- Task brief
For the records below, print every one exactly, with nothing dropped.

Data about app and page elements:
◆ ◆ ◆ ◆ ◆ ◆ ◆

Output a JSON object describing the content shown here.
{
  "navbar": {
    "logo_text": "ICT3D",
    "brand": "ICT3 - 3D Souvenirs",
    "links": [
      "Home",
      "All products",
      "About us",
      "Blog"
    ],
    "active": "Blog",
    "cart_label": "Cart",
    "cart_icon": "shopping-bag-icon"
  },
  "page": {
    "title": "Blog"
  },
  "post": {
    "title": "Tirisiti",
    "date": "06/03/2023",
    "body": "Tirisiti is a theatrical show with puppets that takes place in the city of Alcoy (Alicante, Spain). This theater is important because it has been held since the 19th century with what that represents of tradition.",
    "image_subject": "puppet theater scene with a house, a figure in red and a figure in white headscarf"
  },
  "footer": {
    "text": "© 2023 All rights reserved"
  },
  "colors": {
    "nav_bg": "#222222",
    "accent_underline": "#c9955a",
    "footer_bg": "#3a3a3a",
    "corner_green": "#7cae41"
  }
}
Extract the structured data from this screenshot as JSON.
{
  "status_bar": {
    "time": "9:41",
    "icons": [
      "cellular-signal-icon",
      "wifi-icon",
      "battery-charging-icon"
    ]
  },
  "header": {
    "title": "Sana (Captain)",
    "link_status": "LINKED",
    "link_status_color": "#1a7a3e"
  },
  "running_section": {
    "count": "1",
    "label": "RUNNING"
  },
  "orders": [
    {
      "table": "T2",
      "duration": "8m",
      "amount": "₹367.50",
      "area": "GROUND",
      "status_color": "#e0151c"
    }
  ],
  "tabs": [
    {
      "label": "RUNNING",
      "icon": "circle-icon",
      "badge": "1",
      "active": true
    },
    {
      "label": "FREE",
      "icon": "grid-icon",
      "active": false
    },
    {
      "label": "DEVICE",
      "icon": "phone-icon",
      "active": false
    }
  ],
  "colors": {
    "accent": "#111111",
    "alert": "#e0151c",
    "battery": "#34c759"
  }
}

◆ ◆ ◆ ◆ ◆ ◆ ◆

- Exercise output
Output a JSON object describing the content shown here.
{
  "navbar": {
    "logo_text": "ICT3D",
    "brand": "ICT3 - 3D Souvenirs",
    "links": [
      "Home",
      "All products",
      "About us",
      "Blog"
    ],
    "active": "Blog",
    "cart_label": "Cart",
    "cart_icon": "shopping-bag-icon"
  },
  "page": {
    "title": "Blog"
  },
  "post": {
    "title": "Tirisiti",
    "date": "06/03/2023",
    "body": "Tirisiti is a theatrical show with puppets that takes place in the city of Alcoy (Alicante, Spain). This theater is important because it has been held since the 19th century with what that represents of tradition.",
    "image_subject": "puppet theater scene with a house, a figure in red and a figure in white headscarf"
  },
  "footer": {
    "text": "© 2023 All rights reserved"
  },
  "colors": {
    "nav_bg": "#222222",
    "accent_underline": "#c9955a",
    "footer_bg": "#3a3a3a",
    "corner_green": "#7cae41"
  }
}
Extract the structured data from this screenshot as JSON.
{
  "status_bar": {
    "time": "9:41",
    "icons": [
      "cellular-signal-icon",
      "wifi-icon",
      "battery-charging-icon"
    ]
  },
  "header": {
    "title": "Sana (Captain)",
    "link_status": "LINKED",
    "link_status_color": "#1a7a3e"
  },
  "running_section": {
    "count": "1",
    "label": "RUNNING"
  },
  "orders": [
    {
      "table": "T2",
      "duration": "8m",
      "amount": "₹367.50",
      "area": "GROUND",
      "status_color": "#e0151c"
    }
  ],
  "tabs": [
    {
      "label": "RUNNING",
      "icon": "circle-icon",
      "badge": "1",
      "active": true
    },
    {
      "label": "FREE",
      "icon": "grid-icon",
      "active": false
    },
    {
      "label": "DEVICE",
      "icon": "phone-icon",
      "active": false
    }
  ],
  "colors": {
    "accent": "#111111",
    "alert": "#e0151c",
    "battery": "#34c759"
  }
}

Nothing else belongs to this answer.